One of the things that developing traders struggles with is trade management. A lot of time, the traders are good at identifying the market direction and even picking out good entries. However, as the trade progresses they get anxious. Either they hold on to the trade too long and give back all the profits or they get out too early, leaving money on the table.
How do I know this? Because I have been there myself J. I struggled with this for a long time. I would pick good entries but just didn’t know how to exit trades. I would get out of a really good trade early and then beat myself up when I saw the trade go another 100 or more pips in my direction. Other times, I would sit there and watch as my trade went from being profitable to break even and then turn into a loss, not knowing when to call it quits and get out. If you’ve done this, you know, it’s not a fun place to be.
I don’t believe we have to squeeze every penny out of the trade. However, we do need to maximize our profits and let our winners run. The question is…how we do that? Let me share one of the techniques that I have learned (from Chris Lori) for effective trade management that has proved highly effective for me. (Chris Lori is a Professional Fund manager. You can learn more about him and his offerings here).
This technique is about managing your trades using fractals. Fractals are the smaller areas of consolidation that form within the larger support and resistant zones. I won’t go into how to find good trade entries in this post. That’s a topic for another discussion. Here we’ll talk about managing your trade once you have entered the trade.
Let’s do this by walking through a trade I took recently. Below is a screenshot of the trade. The green dotted line is where I entered the trade. Based on my market analysis, this was a good place to enter the trade. I placed my stop above the apex (the red dotted line at the top of the chart).

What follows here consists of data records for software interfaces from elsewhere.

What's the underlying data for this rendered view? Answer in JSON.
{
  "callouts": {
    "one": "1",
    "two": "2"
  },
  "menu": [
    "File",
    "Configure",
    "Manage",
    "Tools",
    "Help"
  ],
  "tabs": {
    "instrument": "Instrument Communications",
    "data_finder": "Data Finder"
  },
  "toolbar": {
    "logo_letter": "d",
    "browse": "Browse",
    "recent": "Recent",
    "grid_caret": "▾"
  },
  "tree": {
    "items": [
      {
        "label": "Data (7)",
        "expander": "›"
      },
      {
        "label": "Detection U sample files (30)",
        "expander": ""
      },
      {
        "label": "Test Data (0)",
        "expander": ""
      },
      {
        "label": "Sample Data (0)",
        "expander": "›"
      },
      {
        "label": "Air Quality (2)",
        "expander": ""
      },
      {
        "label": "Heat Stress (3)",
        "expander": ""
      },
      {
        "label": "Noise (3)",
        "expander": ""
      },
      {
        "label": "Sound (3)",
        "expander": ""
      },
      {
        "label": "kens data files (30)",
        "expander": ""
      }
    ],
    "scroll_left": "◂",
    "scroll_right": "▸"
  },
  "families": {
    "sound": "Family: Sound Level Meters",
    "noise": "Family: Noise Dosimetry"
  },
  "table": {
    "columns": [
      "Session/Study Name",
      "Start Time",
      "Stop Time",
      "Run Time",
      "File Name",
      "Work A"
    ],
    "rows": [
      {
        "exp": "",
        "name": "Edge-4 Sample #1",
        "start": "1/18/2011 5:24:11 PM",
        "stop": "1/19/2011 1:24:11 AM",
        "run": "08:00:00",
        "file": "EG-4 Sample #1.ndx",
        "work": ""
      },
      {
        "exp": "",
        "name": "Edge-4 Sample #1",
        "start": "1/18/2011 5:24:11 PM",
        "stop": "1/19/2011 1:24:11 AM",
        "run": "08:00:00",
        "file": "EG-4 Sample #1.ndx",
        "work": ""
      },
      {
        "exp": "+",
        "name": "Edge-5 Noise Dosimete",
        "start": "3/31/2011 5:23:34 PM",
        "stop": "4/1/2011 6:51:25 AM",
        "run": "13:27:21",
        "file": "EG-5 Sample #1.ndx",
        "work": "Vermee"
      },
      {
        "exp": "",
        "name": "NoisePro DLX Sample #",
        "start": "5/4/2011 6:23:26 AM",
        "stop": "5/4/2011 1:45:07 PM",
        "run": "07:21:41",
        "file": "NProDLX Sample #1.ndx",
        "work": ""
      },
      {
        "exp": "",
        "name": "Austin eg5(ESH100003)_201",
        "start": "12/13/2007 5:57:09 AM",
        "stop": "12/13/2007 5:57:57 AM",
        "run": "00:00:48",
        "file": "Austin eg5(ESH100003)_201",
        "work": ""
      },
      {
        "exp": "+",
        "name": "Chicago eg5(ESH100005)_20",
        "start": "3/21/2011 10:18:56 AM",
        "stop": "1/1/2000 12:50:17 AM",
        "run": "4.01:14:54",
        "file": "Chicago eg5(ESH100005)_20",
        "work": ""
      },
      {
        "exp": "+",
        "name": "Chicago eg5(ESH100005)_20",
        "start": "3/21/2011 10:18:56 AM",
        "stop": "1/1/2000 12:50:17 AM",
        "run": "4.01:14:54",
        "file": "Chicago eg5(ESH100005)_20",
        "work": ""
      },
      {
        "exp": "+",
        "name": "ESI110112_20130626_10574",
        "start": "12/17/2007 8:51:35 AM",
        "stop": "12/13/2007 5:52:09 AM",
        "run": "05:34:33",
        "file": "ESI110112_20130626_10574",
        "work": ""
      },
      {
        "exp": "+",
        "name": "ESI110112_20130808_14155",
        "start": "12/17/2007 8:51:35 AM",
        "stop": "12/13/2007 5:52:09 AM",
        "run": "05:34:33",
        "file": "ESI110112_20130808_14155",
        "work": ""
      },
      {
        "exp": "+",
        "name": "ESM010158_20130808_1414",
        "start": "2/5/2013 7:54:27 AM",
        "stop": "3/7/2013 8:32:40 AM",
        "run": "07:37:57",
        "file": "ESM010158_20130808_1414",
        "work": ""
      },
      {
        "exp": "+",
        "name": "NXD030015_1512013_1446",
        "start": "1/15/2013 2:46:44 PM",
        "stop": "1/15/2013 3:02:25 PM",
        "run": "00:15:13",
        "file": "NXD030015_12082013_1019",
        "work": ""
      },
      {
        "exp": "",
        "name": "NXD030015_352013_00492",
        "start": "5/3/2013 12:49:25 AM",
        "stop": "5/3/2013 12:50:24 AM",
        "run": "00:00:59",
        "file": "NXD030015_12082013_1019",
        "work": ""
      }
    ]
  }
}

As you can see on the chart that I marked up, my initial stop is at “0”. Once the price started moving in my direction and broke through to close below the support level at 1.2484, I moved the stop to the placed marked by “1”. The price then went up, retested the 1.2484 level, got rejected and moved further down, forming a fractal in this area. I then moved the stop to position “2”. The price came back, tested the backside of this fractal (marked by the yellow line) and then moved further down. As the price kept moving lower, I moved my stop along with it.
Once the price moved below the 1.2444 support level, it started forming a fractal here (consolidating between 1.2435 and 1.2444). As the price broke through and held below 1.2435, I moved the stop to number “5” position. The price came back and re-tested the backside of this fractal but got rejected. As the price held below this area, I moved my stop to the number “6”position. At this point, we were heading into the end of the day and liquidity was drying up as can be seen from all the small candles here. I closed my trade at 1.2421. An alternative would have been to move the stop to “7” position and let the trade run. The stop would then have been hit in the London session, closing the trade.
The main point that I’d like to make here is to look for fractal formations and use these in deciding where to place your stops. Most of the time, the price will move in a staircase fashion, forming fractals between legs down. Look for these areas where price takes a breather before moving further and place your stops outside of these areas. This will provide a good framework for placing your stops and take the guesswork out of trade management. The more you practice this, the easier it’ll be to see the fractals and price behavior around the fractals.
Give this a try and leave a comment below to let me know how this works out for you.